• But diagonal matrices don't do that to every state, only to the standard basis vectors. Commented Sep 12, 2023 at 13:19
• Indeed, for every standard orthonormal basis vector. Commented Sep 12, 2023 at 13:25
• But a Hilbert space has no "standard orthonormal basis vector". If you just require this for some ONB, the there is no need to conjugate by a unitary -- $D$ is diagonal if and only if $U^\ast D U$ is. Moreover, in this form the statement is also not correct -- not every bounded self-adjoint operator has an ONB consisting of eigenvectors. For example, the operator of multiplication by $x$ on $L^2([0,1])$ does not. Commented Sep 12, 2023 at 13:31

Let me just mention that, in quantum mechanics, observables are oftentimes unbounded self-adjoint (or Hermitian, in the physics terminology) operators on a Hilbert space $$\mathscr{H}$$. Unbounded operators can't be defined in the whole Hilbert space, so these are actually densely defined.
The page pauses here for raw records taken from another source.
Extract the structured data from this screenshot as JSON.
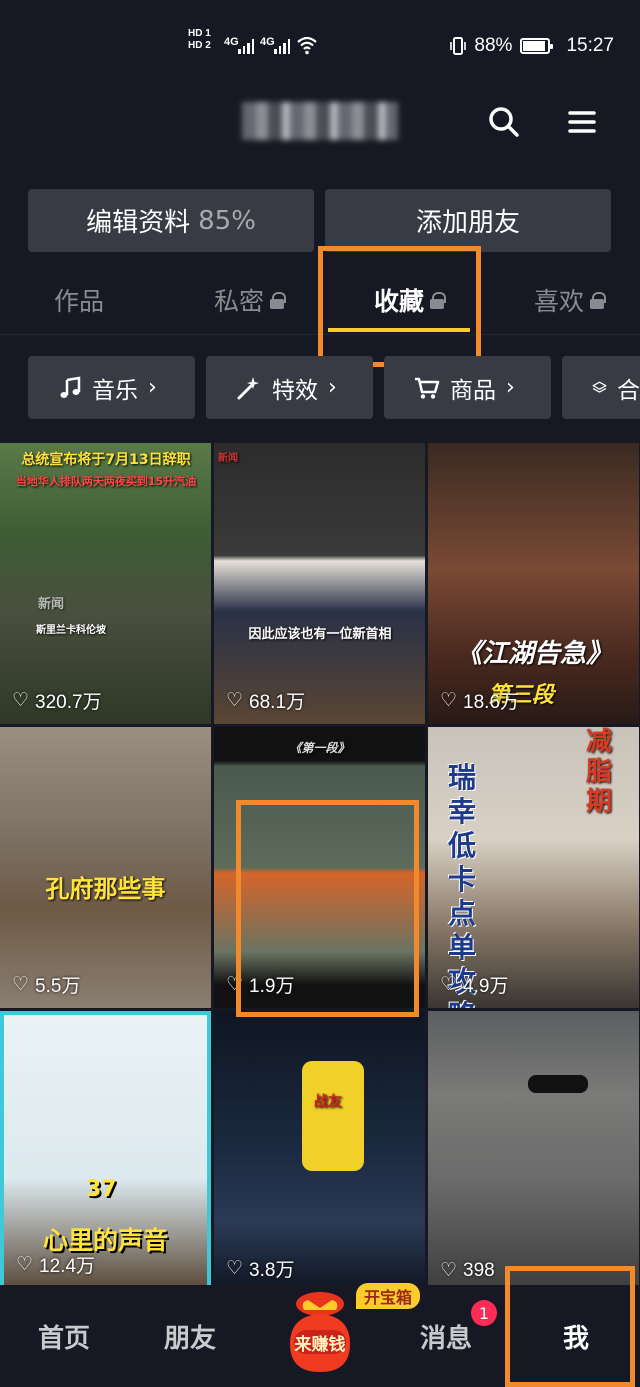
{
  "status_bar": {
    "sim1": "HD 1",
    "sim2": "HD 2",
    "signal1": "4G",
    "signal2": "4G",
    "battery": "88%",
    "battery_level": 0.88,
    "time": "15:27"
  },
  "header": {
    "search_icon": "search-icon",
    "menu_icon": "menu-icon"
  },
  "actions": {
    "edit_profile": "编辑资料",
    "edit_percent": "85%",
    "add_friend": "添加朋友"
  },
  "tabs": [
    {
      "label": "作品",
      "locked": false
    },
    {
      "label": "私密",
      "locked": true
    },
    {
      "label": "收藏",
      "locked": true,
      "active": true
    },
    {
      "label": "喜欢",
      "locked": true
    }
  ],
  "categories": [
    {
      "label": "音乐",
      "icon": "music-note-icon"
    },
    {
      "label": "特效",
      "icon": "magic-wand-icon"
    },
    {
      "label": "商品",
      "icon": "cart-icon"
    },
    {
      "label": "合",
      "icon": "layers-icon"
    }
  ],
  "videos": [
    {
      "likes": "320.7万",
      "overlay1": "总统宣布将于7月13日辞职",
      "overlay2": "当地华人排队两天两夜买到15升汽油",
      "caption": "斯里兰卡科伦坡",
      "tag": "新闻"
    },
    {
      "likes": "68.1万",
      "overlay1": "因此应该也有一位新首相",
      "tag": "新闻"
    },
    {
      "likes": "18.6万",
      "overlay1": "《江湖告急》",
      "overlay2": "第三段"
    },
    {
      "likes": "5.5万",
      "overlay1": "孔府那些事"
    },
    {
      "likes": "1.9万",
      "overlay1": "《第一段》"
    },
    {
      "likes": "4.9万",
      "overlay1": "瑞幸低卡点单攻略",
      "overlay2": "减脂期"
    },
    {
      "likes": "12.4万",
      "overlay1": "心里的声音",
      "overlay2": "37"
    },
    {
      "likes": "3.8万",
      "overlay1": "战友"
    },
    {
      "likes": "398"
    }
  ],
  "bottom_nav": {
    "home": "首页",
    "friends": "朋友",
    "earn": "来赚钱",
    "earn_badge": "开宝箱",
    "messages": "消息",
    "messages_badge": "1",
    "me": "我"
  },
  "colors": {
    "background": "#161823",
    "button": "#393b44",
    "tab_indicator": "#fbcc2c",
    "highlight": "#f2892a",
    "badge": "#fe2c55"
  }
}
In this case, one has to be a bit more careful when defining the commutator $$[A,B] = AB - BA$$ since their common domain need not to be dense and could even be empty!

That being said, suppose for simplicity we have $$A$$ and $$B$$ bounded and let $$T = AB-BA$$. Then, $$\|T\| = \sup\{\langle \psi, T\psi\rangle: \|\psi\| = 1\}$$ implies that $$\|T\| = 0$$, so that $$T = 0$$.

If $$A$$ and $$B$$ are unbounded but have a common dense domain, that is, if $$AB - BA$$ is densely defined, the same result follows but we can't use the same proof as before. Instead, suppose $$T = AB-BA$$ is densely defined, with domain $$D(T) \subset \mathscr{H}$$. Suppose $$\langle \psi, T\psi\rangle = 0$$ holds for every $$\psi \in D(T)$$. Suppose further that there exist some $$\varphi \in D(T)$$ such that $$T\varphi \neq 0$$. Because $$D(T)$$ is dense in $$\mathscr{H}$$, there exists a sequence $$\{\psi_{n}\}_{n\in \mathbb{N}}$$ of elements of $$D(T)$$ such that $$\psi_{n} \to T\varphi$$. But then: $$\|T\varphi\|^{2} = \langle T\varphi,T\varphi\rangle = \lim_{n\to \infty}\langle \psi_{n},T\varphi\rangle = 0$$ from where it follows that $$T\varphi = 0$$, a contradiction!

In general, if $$T$$ is an operator in $$\mathcal H$$ with dense domain $$D(T)$$ and $$\langle \xi,T\xi\rangle=0$$ for all $$\xi\in D(T)$$, then $$T=0$$ on $$D(T)$$. This follows simply by polarization. Indeed, $$\langle \xi,T\eta\rangle=\frac 1 4 \sum_{k=0}^3 (-i)^k\langle \xi+i^k \eta,T(\xi+i^k \eta)\rangle=0$$ for $$\xi,\eta\in D(T)$$. Since $$D(T)$$ is dense, $$T\eta=0$$ for all $$\eta\in D(T)$$.